François Rude, Head of a Gaul, c. 1833-35
This sculpture is a copy of part of a monumental relief sculpture on the Arch of Triumph in Paris. It is called The Departure of the Volunteers of 1792, and is also known as The Marseillaise. Rude created this sculpture to symbolize the gathering together of the French people in defense of their country. The man’s thick beard shows his maturity, and the wind blowing through his long hair makes the sculpture more dynamic.
France had just endured another civil revolt, that of the July Revolution of 1830, which ended the Bourbon dynasty. The Arch of Triumph had been commissioned by Napoleon in 1806, to commemorate his military victories, but the work still continued until 1835. Napoleon had finally lost all power in 1815, and so the images of heroism in the sculpture do not refer directly to the Emperor, but rather to soldiers of antiquity who are being led by the allegorical character of Victory.
Romanticism was a movement that began near the end of the 18th century and had its strongest impact in the 19th century. The image sometimes told a familiar story from literature, and the word "romantic" derives from the word "roman" in French, meaning "novel" in English, a literary work of fiction. In romantic sculpture, artists sought to engage the viewer’s emotions with dramatic effects of facial expression and movement.
François Rude (1784-1855) was born in Dijon. He studied at the National School of Fine Arts in Paris, and received the Rome Prize in 1812. The sculpture of The Departure of the Volunteers is his most important work.
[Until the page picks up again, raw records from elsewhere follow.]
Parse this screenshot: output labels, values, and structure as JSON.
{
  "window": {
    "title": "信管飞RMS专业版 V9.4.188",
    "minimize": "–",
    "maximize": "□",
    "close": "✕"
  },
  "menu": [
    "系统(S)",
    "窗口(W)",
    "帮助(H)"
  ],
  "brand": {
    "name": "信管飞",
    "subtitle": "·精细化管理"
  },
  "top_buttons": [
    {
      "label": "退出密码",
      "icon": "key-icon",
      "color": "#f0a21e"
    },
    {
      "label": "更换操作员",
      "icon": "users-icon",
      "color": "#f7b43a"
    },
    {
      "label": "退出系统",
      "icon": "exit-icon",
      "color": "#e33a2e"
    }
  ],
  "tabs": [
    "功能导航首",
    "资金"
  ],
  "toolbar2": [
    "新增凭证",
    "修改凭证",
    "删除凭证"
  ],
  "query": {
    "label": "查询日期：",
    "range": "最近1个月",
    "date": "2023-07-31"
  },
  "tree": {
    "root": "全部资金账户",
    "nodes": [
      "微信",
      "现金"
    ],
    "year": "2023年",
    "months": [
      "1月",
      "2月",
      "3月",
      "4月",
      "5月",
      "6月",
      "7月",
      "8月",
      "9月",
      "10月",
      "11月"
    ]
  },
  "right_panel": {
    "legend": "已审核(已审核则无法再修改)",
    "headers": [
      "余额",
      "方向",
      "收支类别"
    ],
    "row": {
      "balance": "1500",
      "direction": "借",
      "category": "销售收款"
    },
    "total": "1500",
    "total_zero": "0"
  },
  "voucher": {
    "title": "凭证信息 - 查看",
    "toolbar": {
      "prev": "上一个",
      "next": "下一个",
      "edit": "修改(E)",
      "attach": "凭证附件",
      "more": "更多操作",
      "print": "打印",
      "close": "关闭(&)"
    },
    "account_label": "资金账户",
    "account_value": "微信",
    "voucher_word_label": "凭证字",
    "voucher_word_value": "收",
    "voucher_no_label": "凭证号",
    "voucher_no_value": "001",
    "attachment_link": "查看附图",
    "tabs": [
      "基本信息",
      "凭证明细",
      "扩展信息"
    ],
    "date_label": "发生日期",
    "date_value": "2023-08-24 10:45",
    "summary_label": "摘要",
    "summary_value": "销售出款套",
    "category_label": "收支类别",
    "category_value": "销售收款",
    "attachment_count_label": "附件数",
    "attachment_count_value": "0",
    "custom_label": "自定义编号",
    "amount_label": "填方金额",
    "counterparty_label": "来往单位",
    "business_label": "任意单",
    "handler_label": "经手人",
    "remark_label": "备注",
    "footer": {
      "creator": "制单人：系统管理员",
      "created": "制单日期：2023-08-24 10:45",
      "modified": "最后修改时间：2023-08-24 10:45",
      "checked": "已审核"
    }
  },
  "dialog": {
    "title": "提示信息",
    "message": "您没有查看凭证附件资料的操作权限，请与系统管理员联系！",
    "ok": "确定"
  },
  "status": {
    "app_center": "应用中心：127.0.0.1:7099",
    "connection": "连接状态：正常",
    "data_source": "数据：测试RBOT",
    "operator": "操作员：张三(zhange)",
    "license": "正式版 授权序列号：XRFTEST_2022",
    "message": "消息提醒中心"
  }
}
The French government issued a ten-franc coin in honor of François Rude in 1984, to commemorate the bicentennial of his birth.